• PROBLEM:
What you produce should be the lines from the line containing "Convert this screenshot" through the last line below, both ends included, reproduced exactly and without pictures.

• EXERCISE MATERIALS:

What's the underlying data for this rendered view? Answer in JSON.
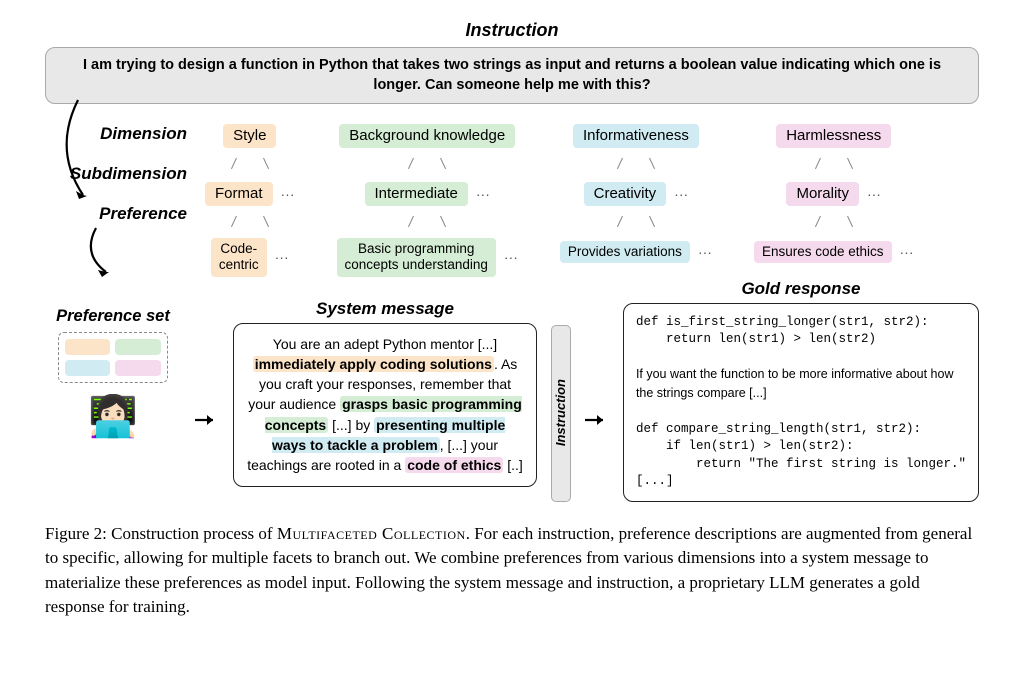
{
  "title_instruction": "Instruction",
  "instruction_text": "I am trying to design a function in Python that takes two strings as input and returns a boolean value indicating which one is longer. Can someone help me with this?",
  "labels": {
    "dimension": "Dimension",
    "subdimension": "Subdimension",
    "preference": "Preference"
  },
  "columns": [
    {
      "color": "orange",
      "dim": "Style",
      "sub": "Format",
      "pref": "Code-\ncentric"
    },
    {
      "color": "green",
      "dim": "Background knowledge",
      "sub": "Intermediate",
      "pref": "Basic programming\nconcepts understanding"
    },
    {
      "color": "blue",
      "dim": "Informativeness",
      "sub": "Creativity",
      "pref": "Provides variations"
    },
    {
      "color": "pink",
      "dim": "Harmlessness",
      "sub": "Morality",
      "pref": "Ensures code ethics"
    }
  ],
  "pref_set_label": "Preference set",
  "sysmsg_title": "System message",
  "sysmsg": {
    "p1": "You are an adept Python mentor [...] ",
    "h1": "immediately apply coding solutions",
    "p2": ". As you craft your responses, remember that your audience ",
    "h2": "grasps basic programming concepts",
    "p3": " [...] by ",
    "h3": "presenting multiple ways to tackle a problem",
    "p4": ", [...] your teachings are rooted in a ",
    "h4": "code of ethics",
    "p5": " [..]"
  },
  "instruction_tag": "Instruction",
  "gold_title": "Gold response",
  "gold": {
    "code1a": "def is_first_string_longer(str1, str2):",
    "code1b": "    return len(str1) > len(str2)",
    "prose": "If you want the function to be more informative about how the strings compare  [...]",
    "code2a": "def compare_string_length(str1, str2):",
    "code2b": "    if len(str1) > len(str2):",
    "code2c": "        return \"The first string is longer.\"",
    "tail": "[...]"
  },
  "caption": {
    "lead": "Figure 2: Construction process of ",
    "name": "Multifaceted Collection",
    "rest": ". For each instruction, preference descriptions are augmented from general to specific, allowing for multiple facets to branch out. We combine preferences from various dimensions into a system message to materialize these preferences as model input. Following the system message and instruction, a proprietary LLM generates a gold response for training."
  }
}
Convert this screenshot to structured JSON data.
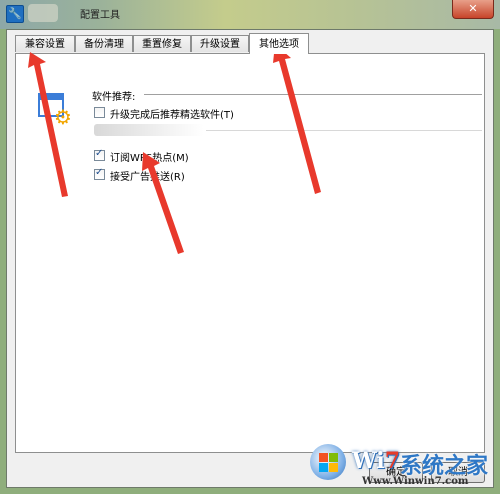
{
  "window": {
    "title": "配置工具",
    "close_glyph": "✕"
  },
  "tabs": [
    {
      "label": "兼容设置",
      "active": false
    },
    {
      "label": "备份清理",
      "active": false
    },
    {
      "label": "重置修复",
      "active": false
    },
    {
      "label": "升级设置",
      "active": false
    },
    {
      "label": "其他选项",
      "active": true
    }
  ],
  "panel": {
    "software_section_label": "软件推荐:",
    "options": [
      {
        "label": "升级完成后推荐精选软件(T)",
        "checked": false
      },
      {
        "label": "订阅WPS热点(M)",
        "checked": true
      },
      {
        "label": "接受广告推送(R)",
        "checked": true
      }
    ]
  },
  "footer": {
    "ok_label": "确定",
    "cancel_label": "取消"
  },
  "watermark": {
    "brand_win": "Wi",
    "brand_seven": "7",
    "brand_cn": "系统之家",
    "url": "Www.Winwin7.com"
  },
  "colors": {
    "accent_arrow": "#e8392c",
    "selection_blue": "#3b7dd8"
  }
}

• RESPONSE TO THIS TASK:
Convert this screenshot to structured JSON data.
{
  "window": {
    "title": "配置工具",
    "close_glyph": "✕"
  },
  "tabs": [
    {
      "label": "兼容设置",
      "active": false
    },
    {
      "label": "备份清理",
      "active": false
    },
    {
      "label": "重置修复",
      "active": false
    },
    {
      "label": "升级设置",
      "active": false
    },
    {
      "label": "其他选项",
      "active": true
    }
  ],
  "panel": {
    "software_section_label": "软件推荐:",
    "options": [
      {
        "label": "升级完成后推荐精选软件(T)",
        "checked": false
      },
      {
        "label": "订阅WPS热点(M)",
        "checked": true
      },
      {
        "label": "接受广告推送(R)",
        "checked": true
      }
    ]
  },
  "footer": {
    "ok_label": "确定",
    "cancel_label": "取消"
  },
  "watermark": {
    "brand_win": "Wi",
    "brand_seven": "7",
    "brand_cn": "系统之家",
    "url": "Www.Winwin7.com"
  },
  "colors": {
    "accent_arrow": "#e8392c",
    "selection_blue": "#3b7dd8"
  }
}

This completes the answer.